:: To do ::
Search the records for the word "name" and pick out every line that has it.

:: Task data ::
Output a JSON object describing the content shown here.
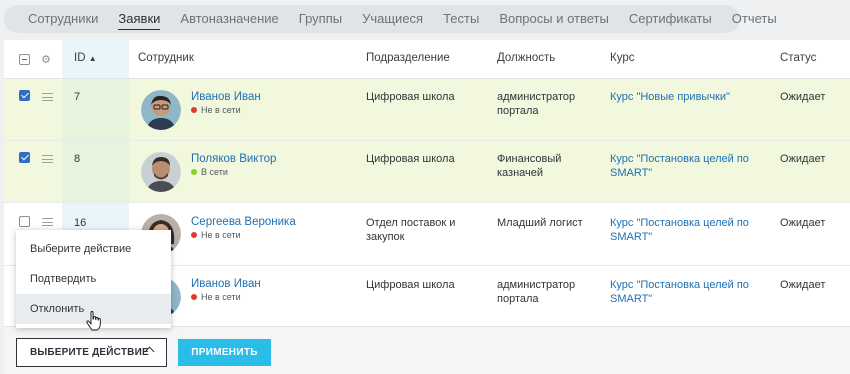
{
  "tabs": [
    {
      "label": "Сотрудники",
      "active": false
    },
    {
      "label": "Заявки",
      "active": true
    },
    {
      "label": "Автоназначение",
      "active": false
    },
    {
      "label": "Группы",
      "active": false
    },
    {
      "label": "Учащиеся",
      "active": false
    },
    {
      "label": "Тесты",
      "active": false
    },
    {
      "label": "Вопросы и ответы",
      "active": false
    },
    {
      "label": "Сертификаты",
      "active": false
    },
    {
      "label": "Отчеты",
      "active": false
    }
  ],
  "table": {
    "headers": {
      "id": "ID",
      "employee": "Сотрудник",
      "department": "Подразделение",
      "position": "Должность",
      "course": "Курс",
      "status": "Статус"
    },
    "sort_indicator": "▲",
    "rows": [
      {
        "selected": true,
        "id": "7",
        "name": "Иванов Иван",
        "presence": "Не в сети",
        "presence_color": "#e03a2f",
        "department": "Цифровая школа",
        "position": "администратор портала",
        "course": "Курс \"Новые привычки\"",
        "status": "Ожидает"
      },
      {
        "selected": true,
        "id": "8",
        "name": "Поляков Виктор",
        "presence": "В сети",
        "presence_color": "#8ccc2d",
        "department": "Цифровая школа",
        "position": "Финансовый казначей",
        "course": "Курс \"Постановка целей по SMART\"",
        "status": "Ожидает"
      },
      {
        "selected": false,
        "id": "16",
        "name": "Сергеева Вероника",
        "presence": "Не в сети",
        "presence_color": "#e03a2f",
        "department": "Отдел поставок и закупок",
        "position": "Младший логист",
        "course": "Курс \"Постановка целей по SMART\"",
        "status": "Ожидает"
      },
      {
        "selected": false,
        "id": "",
        "name": "Иванов Иван",
        "presence": "Не в сети",
        "presence_color": "#e03a2f",
        "department": "Цифровая школа",
        "position": "администратор портала",
        "course": "Курс \"Постановка целей по SMART\"",
        "status": "Ожидает"
      }
    ]
  },
  "action_menu": {
    "items": [
      "Выберите действие",
      "Подтвердить",
      "Отклонить"
    ],
    "hovered_index": 2
  },
  "bottom_bar": {
    "select_label": "ВЫБЕРИТЕ ДЕЙСТВИЕ",
    "apply_label": "ПРИМЕНИТЬ"
  },
  "icons": {
    "settings": "gear-icon",
    "drag": "drag-handle-icon",
    "chevron": "chevron-up-icon",
    "cursor": "hand-pointer-icon"
  },
  "colors": {
    "accent": "#29bde8",
    "link": "#1f6fb2",
    "selected_row": "#f1f8dd",
    "offline": "#e03a2f",
    "online": "#8ccc2d"
  }
}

:: Answer for the task ::
        "name": "Иванов Иван",
        "name": "Поляков Виктор",
        "name": "Сергеева Вероника",
        "name": "Иванов Иван",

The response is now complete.